Beer Engineer – part 2
TOP Food Process Engineer Maurice Boonman reveals, continued
After a little peek into his personal background and motivations (see part 1), it’s time for Maurice to tell us a bit more about the current beer project.
Artisanal beer is emerging, there are 500 breweries in The Netherlands, often with custom made machinery. Many starting brewers lack knowledge of food; they’ve had the legally bound half day course in social hygiene, but no background knowledge in food preparation and preservation. Installations offered are not up to the standard of industrial equipment for food processing. The hygienic design and cleanability are not up to par. The mandatory HACCP plan and certificate say little about the actual knowledge of the brewers.
Many start-up breweries have raised € 100 to 200,000 by crowdfunding. After that decisions about the purchase of equipment must be made in a short time, without the knowledge necessary for medium-sized and starting breweries.
I see possibilities for TOP in improving the equipment and risk reduction of contamination in beer. Not only build the machines, but the entire process: advice in purchasing the equipment, cleaning, upscaling, recipes, hygiene, labelling, laws and regulations. Through the formation of BOX, even financing of start-up capital is now possible.
Again it is a broad project. Mechanical Engineers and Food Technologists of the Process Design and Food Design team are involved in the hygienic design and the recipe improvement.
Over the past few months we have been visiting several breweries. The first couple of years great losses are suffered due to spoiled beer, often caused by badly designed and hard to clean equipment, resulting in post-contamination of the beer. Often there are only 2 actual days of brewing per week; the rest of the week is used for bottling and cleaning.
A lot can be gained by automation, for example bottling performed not by 2 but only 1 man. Some small breweries go bankrupt, others get into trouble, and again others have a problem by using too large amounts of detergents. Fortunately there is enthusiasm to find solutions.
What to do: invest!
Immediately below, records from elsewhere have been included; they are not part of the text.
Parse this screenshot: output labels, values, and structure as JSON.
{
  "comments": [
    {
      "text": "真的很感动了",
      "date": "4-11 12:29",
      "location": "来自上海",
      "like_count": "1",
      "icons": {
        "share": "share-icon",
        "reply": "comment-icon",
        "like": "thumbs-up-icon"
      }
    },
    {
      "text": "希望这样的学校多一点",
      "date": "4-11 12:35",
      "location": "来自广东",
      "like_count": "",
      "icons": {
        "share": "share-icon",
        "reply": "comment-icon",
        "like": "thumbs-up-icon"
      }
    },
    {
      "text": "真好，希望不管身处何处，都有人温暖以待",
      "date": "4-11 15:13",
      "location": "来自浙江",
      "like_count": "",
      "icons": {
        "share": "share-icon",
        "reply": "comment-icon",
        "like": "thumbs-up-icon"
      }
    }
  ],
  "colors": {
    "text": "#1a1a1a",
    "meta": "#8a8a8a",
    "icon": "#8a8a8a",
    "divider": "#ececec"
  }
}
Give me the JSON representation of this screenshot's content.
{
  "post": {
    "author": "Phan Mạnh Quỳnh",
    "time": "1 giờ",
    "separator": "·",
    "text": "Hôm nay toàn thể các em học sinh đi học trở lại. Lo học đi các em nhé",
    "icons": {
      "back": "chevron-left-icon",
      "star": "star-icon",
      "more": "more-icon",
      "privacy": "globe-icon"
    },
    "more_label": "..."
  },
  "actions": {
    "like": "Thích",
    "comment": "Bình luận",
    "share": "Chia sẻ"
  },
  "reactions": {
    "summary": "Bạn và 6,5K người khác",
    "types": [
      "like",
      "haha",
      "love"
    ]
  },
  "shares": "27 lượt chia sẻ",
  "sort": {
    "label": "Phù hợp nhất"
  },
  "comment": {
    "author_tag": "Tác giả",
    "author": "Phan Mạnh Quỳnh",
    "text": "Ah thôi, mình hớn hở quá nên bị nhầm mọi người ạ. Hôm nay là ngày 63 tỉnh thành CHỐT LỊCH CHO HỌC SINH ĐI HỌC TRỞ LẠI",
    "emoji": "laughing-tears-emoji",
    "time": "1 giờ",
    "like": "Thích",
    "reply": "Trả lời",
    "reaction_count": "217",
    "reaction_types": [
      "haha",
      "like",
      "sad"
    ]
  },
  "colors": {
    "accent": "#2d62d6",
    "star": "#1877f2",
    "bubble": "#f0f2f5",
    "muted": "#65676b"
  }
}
Some of the equipment I encountered was bought for € 10,000, but a well-designed version would cost between € 20 to 30,000. These initial higher costs are paid back in the following years, for example by less loss caused by spoilage, less time needed for cleaning and less use of detergents. So this investment is very much worthwhile. Good advice in the baseline year is crucial. TOP can, also for existing breweries, perform a Quick Scan which results in a list of points of improvement.
For consumers it is also an interesting project. The results will be: improved, tastier beer of a constant quality. A triple of one brand, bought one month later can suddenly taste different. We can help prevent that from happening.
What not to do …
Use a pump suited only for water: sugars from the beer remain in the pump, after which the bacteria have plenty of time to form a biofilm. These bacteria can completely spoil the next brew. After each brew important components like pumps need to be cleaned properly. A pump meant for water is not designed for cleanability; that’s why food grade pumps have a special design.
Next to that at a lot of brewers use fittings, sealed with Teflon tape or hemp. These are not fit for a professional machine meant for food processing.
Another example of what not to do: bottle machines with hoses meant for compressed air instead of food grade hoses, without CE, and without protection in the stopper press.
Clearly Maurice is very enthusiastic about this project. “Potential and market opportunities!” he exclaims.
Are you a starting or medium brewery and do you want to improve your beer? Ask for a by TOP bv. Cheers!